◆ EXERCISE DATA:

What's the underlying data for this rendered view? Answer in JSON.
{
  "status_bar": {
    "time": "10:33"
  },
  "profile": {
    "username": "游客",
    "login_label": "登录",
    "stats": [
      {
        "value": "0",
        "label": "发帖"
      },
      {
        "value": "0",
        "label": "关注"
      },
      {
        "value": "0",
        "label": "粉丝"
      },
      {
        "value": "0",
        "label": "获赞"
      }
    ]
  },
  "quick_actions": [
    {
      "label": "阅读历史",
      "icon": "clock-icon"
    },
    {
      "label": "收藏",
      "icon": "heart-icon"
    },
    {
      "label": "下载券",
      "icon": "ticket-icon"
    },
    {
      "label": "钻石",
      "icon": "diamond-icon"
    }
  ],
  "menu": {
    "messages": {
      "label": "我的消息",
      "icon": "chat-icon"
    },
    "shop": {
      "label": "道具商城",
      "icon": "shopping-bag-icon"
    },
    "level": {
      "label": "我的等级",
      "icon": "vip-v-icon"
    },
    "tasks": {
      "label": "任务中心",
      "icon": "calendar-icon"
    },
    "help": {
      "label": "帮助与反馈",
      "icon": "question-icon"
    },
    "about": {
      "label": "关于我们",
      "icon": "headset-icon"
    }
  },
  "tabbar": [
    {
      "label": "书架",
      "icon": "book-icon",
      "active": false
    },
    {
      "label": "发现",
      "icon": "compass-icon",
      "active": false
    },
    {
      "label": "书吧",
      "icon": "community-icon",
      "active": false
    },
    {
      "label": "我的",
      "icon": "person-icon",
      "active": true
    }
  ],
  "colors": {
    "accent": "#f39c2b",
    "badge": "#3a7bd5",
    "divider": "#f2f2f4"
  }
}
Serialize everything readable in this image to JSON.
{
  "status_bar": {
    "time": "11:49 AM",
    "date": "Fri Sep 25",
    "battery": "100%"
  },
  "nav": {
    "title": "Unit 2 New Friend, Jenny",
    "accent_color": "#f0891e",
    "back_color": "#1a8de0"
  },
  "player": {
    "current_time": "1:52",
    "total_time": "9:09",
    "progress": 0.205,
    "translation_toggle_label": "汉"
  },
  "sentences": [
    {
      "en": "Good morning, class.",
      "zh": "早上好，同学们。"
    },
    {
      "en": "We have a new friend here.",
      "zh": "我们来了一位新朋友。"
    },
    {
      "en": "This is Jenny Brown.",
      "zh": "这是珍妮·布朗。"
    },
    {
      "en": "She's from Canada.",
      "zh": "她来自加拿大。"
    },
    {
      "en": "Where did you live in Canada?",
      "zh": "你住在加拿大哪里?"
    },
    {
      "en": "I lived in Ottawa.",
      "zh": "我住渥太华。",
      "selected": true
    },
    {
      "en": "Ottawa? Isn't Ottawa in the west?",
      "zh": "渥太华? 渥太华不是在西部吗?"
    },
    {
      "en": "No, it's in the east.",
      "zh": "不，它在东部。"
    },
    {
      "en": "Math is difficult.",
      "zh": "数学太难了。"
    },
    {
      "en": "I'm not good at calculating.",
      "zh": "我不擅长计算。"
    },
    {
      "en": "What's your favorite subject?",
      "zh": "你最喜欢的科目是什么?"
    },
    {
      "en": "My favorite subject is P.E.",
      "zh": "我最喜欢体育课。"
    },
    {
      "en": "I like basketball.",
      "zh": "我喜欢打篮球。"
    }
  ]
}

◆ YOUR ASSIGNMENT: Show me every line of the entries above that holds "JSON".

◆ RESULT BELOW:
What's the underlying data for this rendered view? Answer in JSON.
Serialize everything readable in this image to JSON.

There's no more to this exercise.